BEGIN EXTRACTED RECORDS
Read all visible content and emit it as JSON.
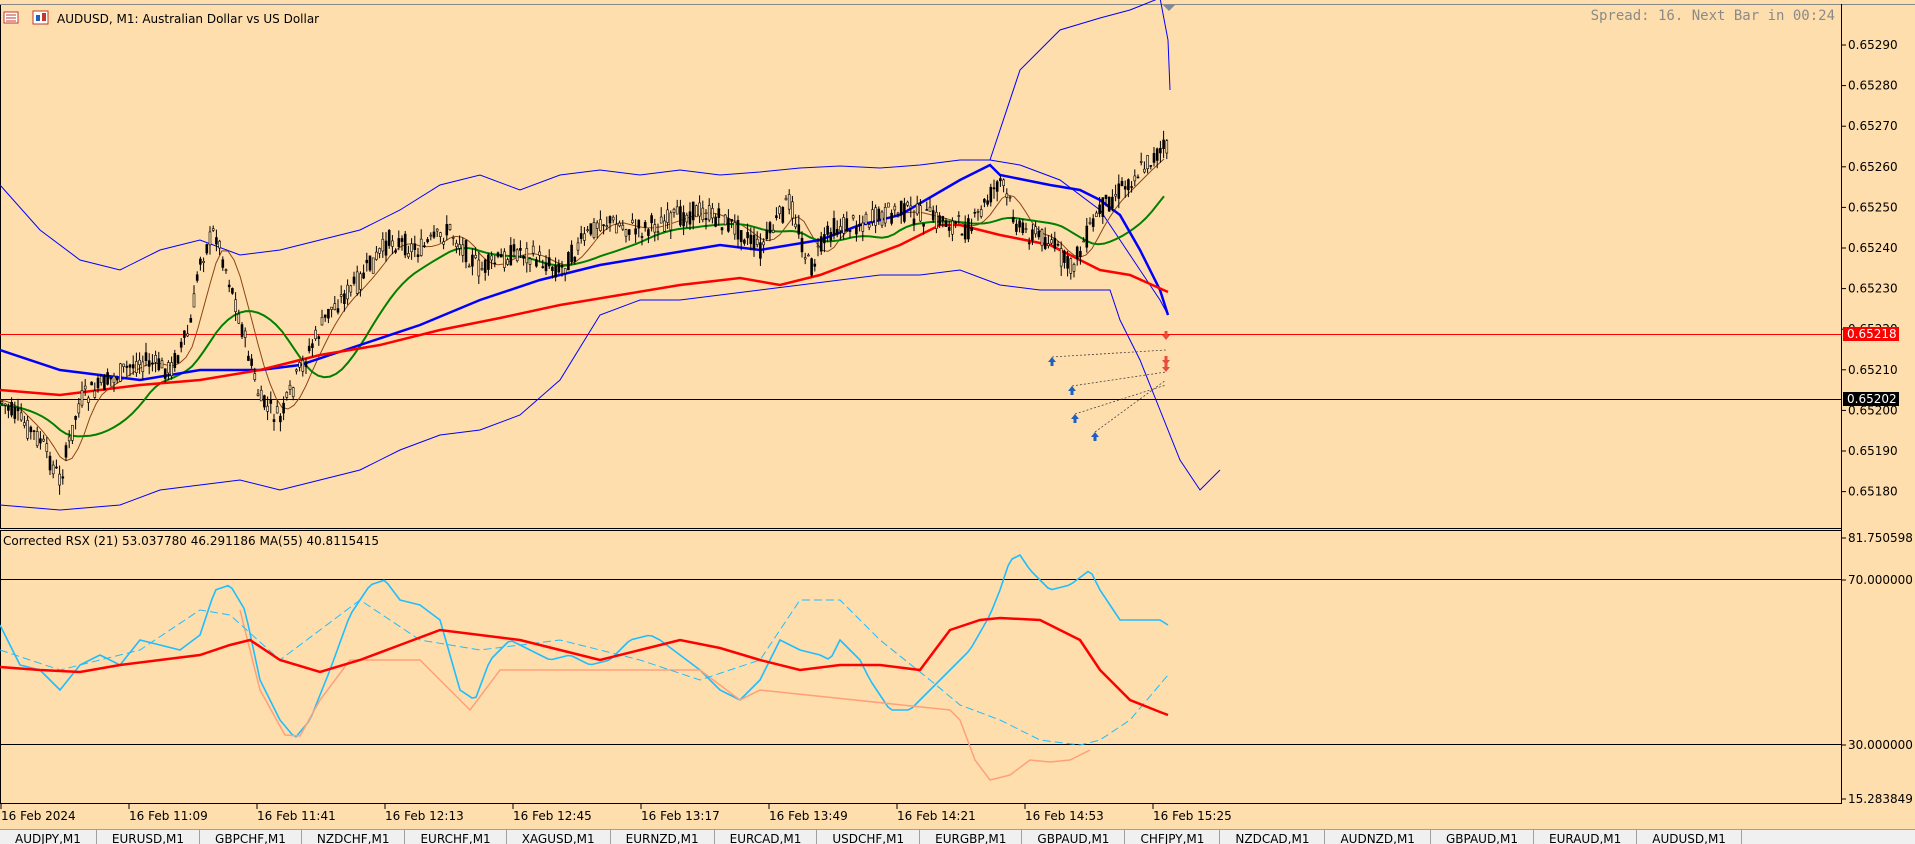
{
  "chart": {
    "symbol_line": "AUDUSD, M1:  Australian Dollar vs US Dollar",
    "info_text": "Spread: 16. Next Bar in 00:24",
    "price_ticks": [
      "0.65290",
      "0.65280",
      "0.65270",
      "0.65260",
      "0.65250",
      "0.65240",
      "0.65230",
      "0.65220",
      "0.65210",
      "0.65200",
      "0.65190",
      "0.65180"
    ],
    "price_labels": [
      {
        "label": "0.65218",
        "color": "#ff0000"
      },
      {
        "label": "0.65202",
        "color": "#000000"
      }
    ]
  },
  "indicator": {
    "title": "Corrected RSX (21) 53.037780 46.291186 MA(55) 40.8115415",
    "ticks": [
      "81.750598",
      "70.000000",
      "30.000000",
      "15.283849"
    ]
  },
  "time_ticks": [
    "16 Feb 2024",
    "16 Feb 11:09",
    "16 Feb 11:41",
    "16 Feb 12:13",
    "16 Feb 12:45",
    "16 Feb 13:17",
    "16 Feb 13:49",
    "16 Feb 14:21",
    "16 Feb 14:53",
    "16 Feb 15:25"
  ],
  "tabs": [
    "AUDJPY,M1",
    "EURUSD,M1",
    "GBPCHF,M1",
    "NZDCHF,M1",
    "EURCHF,M1",
    "XAGUSD,M1",
    "EURNZD,M1",
    "EURCAD,M1",
    "USDCHF,M1",
    "EURGBP,M1",
    "GBPAUD,M1",
    "CHFJPY,M1",
    "NZDCAD,M1",
    "AUDNZD,M1",
    "GBPAUD,M1",
    "EURAUD,M1",
    "AUDUSD,M1"
  ],
  "colors": {
    "background": "#ffdead",
    "candle": "#000000",
    "ma_fast": "#8b4513",
    "ma_green": "#008000",
    "ma_blue": "#0000ff",
    "ma_red": "#ff0000",
    "bands": "#0000ff",
    "rsx": "#1ebeff",
    "rsx_down": "#ffa07a",
    "rsx_ma": "#ff0000"
  },
  "icons": [
    "window-menu-icon",
    "chart-type-icon",
    "collapse-arrow-icon",
    "buy-arrow-icon",
    "sell-arrow-icon"
  ]
}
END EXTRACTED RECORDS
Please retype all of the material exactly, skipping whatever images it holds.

Read all visible content and emit it as JSON.
{
  "chart": {
    "symbol_line": "AUDUSD, M1:  Australian Dollar vs US Dollar",
    "info_text": "Spread: 16. Next Bar in 00:24",
    "price_ticks": [
      "0.65290",
      "0.65280",
      "0.65270",
      "0.65260",
      "0.65250",
      "0.65240",
      "0.65230",
      "0.65220",
      "0.65210",
      "0.65200",
      "0.65190",
      "0.65180"
    ],
    "price_labels": [
      {
        "label": "0.65218",
        "color": "#ff0000"
      },
      {
        "label": "0.65202",
        "color": "#000000"
      }
    ]
  },
  "indicator": {
    "title": "Corrected RSX (21) 53.037780 46.291186 MA(55) 40.8115415",
    "ticks": [
      "81.750598",
      "70.000000",
      "30.000000",
      "15.283849"
    ]
  },
  "time_ticks": [
    "16 Feb 2024",
    "16 Feb 11:09",
    "16 Feb 11:41",
    "16 Feb 12:13",
    "16 Feb 12:45",
    "16 Feb 13:17",
    "16 Feb 13:49",
    "16 Feb 14:21",
    "16 Feb 14:53",
    "16 Feb 15:25"
  ],
  "tabs": [
    "AUDJPY,M1",
    "EURUSD,M1",
    "GBPCHF,M1",
    "NZDCHF,M1",
    "EURCHF,M1",
    "XAGUSD,M1",
    "EURNZD,M1",
    "EURCAD,M1",
    "USDCHF,M1",
    "EURGBP,M1",
    "GBPAUD,M1",
    "CHFJPY,M1",
    "NZDCAD,M1",
    "AUDNZD,M1",
    "GBPAUD,M1",
    "EURAUD,M1",
    "AUDUSD,M1"
  ],
  "colors": {
    "background": "#ffdead",
    "candle": "#000000",
    "ma_fast": "#8b4513",
    "ma_green": "#008000",
    "ma_blue": "#0000ff",
    "ma_red": "#ff0000",
    "bands": "#0000ff",
    "rsx": "#1ebeff",
    "rsx_down": "#ffa07a",
    "rsx_ma": "#ff0000"
  },
  "icons": [
    "window-menu-icon",
    "chart-type-icon",
    "collapse-arrow-icon",
    "buy-arrow-icon",
    "sell-arrow-icon"
  ]
}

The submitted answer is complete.